(Beginning of Provided records)
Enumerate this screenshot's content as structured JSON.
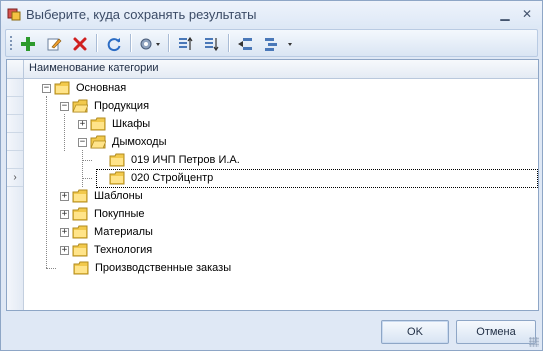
{
  "window": {
    "title": "Выберите, куда сохранять результаты",
    "controls": [
      "minimize",
      "close"
    ]
  },
  "toolbar": {
    "buttons": [
      {
        "icon": "add-icon",
        "color": "#2c9a2c"
      },
      {
        "icon": "edit-icon"
      },
      {
        "icon": "delete-icon",
        "color": "#d02020"
      },
      {
        "icon": "refresh-icon"
      },
      {
        "icon": "settings-dropdown-icon"
      },
      {
        "icon": "sort-ascending-icon"
      },
      {
        "icon": "sort-descending-icon"
      },
      {
        "icon": "move-left-icon"
      },
      {
        "icon": "move-dropdown-icon"
      }
    ]
  },
  "grid": {
    "column_header": "Наименование категории",
    "tree": [
      {
        "label": "Основная",
        "expander": "−"
      },
      {
        "label": "Продукция",
        "expander": "−"
      },
      {
        "label": "Шкафы",
        "expander": "+"
      },
      {
        "label": "Дымоходы",
        "expander": "−"
      },
      {
        "label": "019 ИЧП Петров И.А.",
        "expander": ""
      },
      {
        "label": "020 Стройцентр",
        "expander": "",
        "selected": true
      },
      {
        "label": "Шаблоны",
        "expander": "+"
      },
      {
        "label": "Покупные",
        "expander": "+"
      },
      {
        "label": "Материалы",
        "expander": "+"
      },
      {
        "label": "Технология",
        "expander": "+"
      },
      {
        "label": "Производственные заказы",
        "expander": ""
      }
    ]
  },
  "buttons": {
    "ok": "OK",
    "cancel": "Отмена"
  },
  "colors": {
    "folder": "#f2c94c",
    "accent": "#4a78b8"
  }
}
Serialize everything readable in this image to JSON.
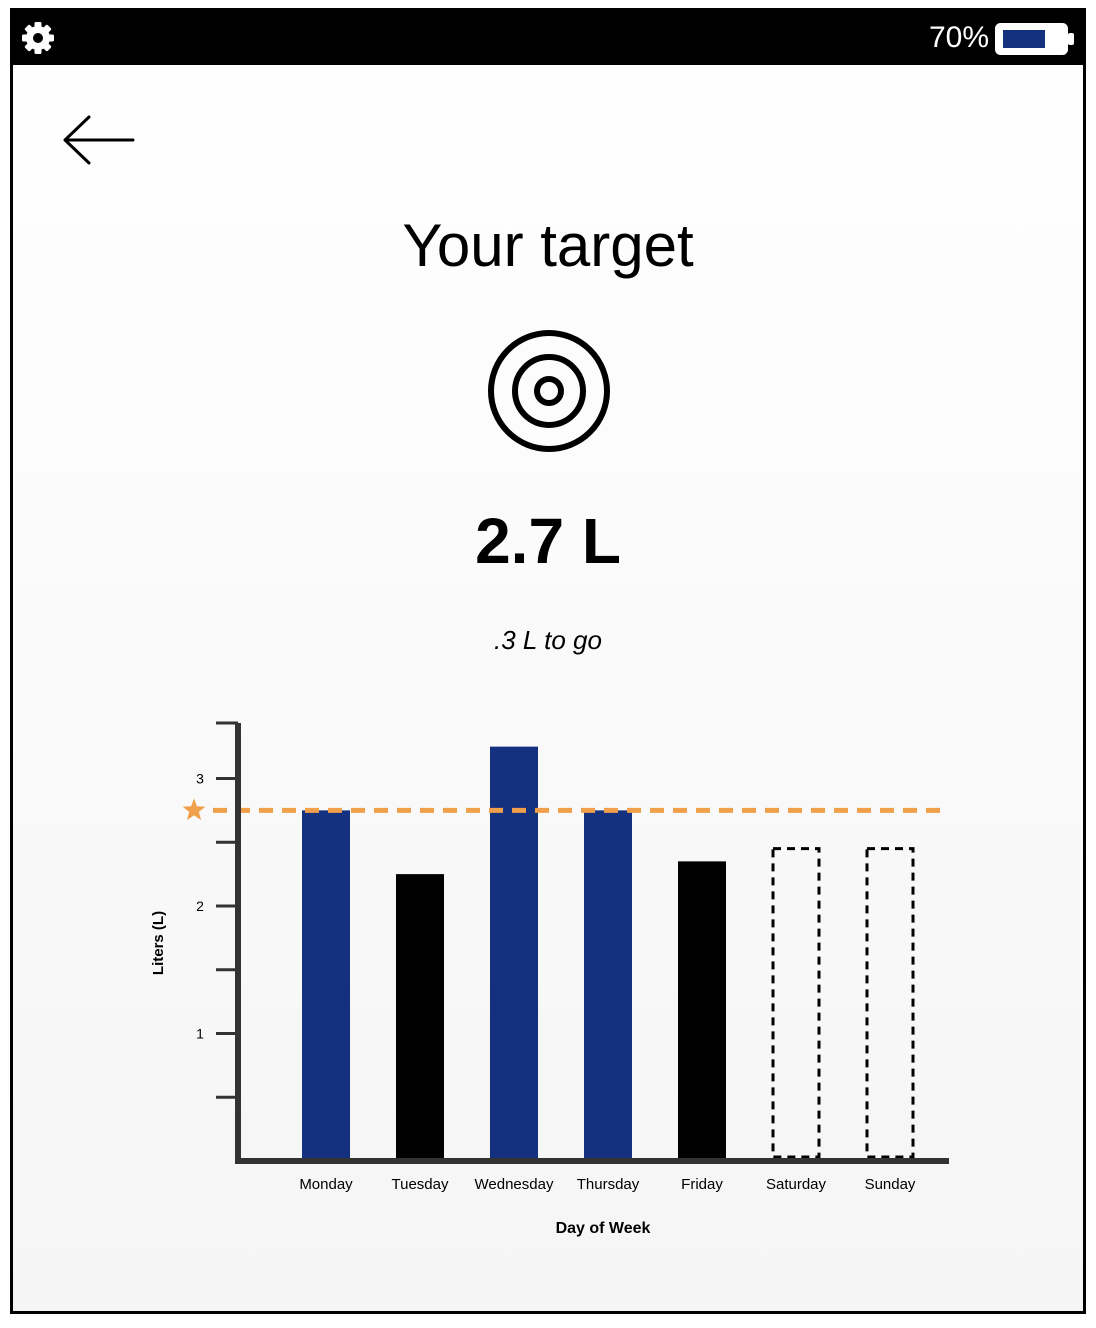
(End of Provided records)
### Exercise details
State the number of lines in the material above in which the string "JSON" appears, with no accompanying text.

### Finished task
2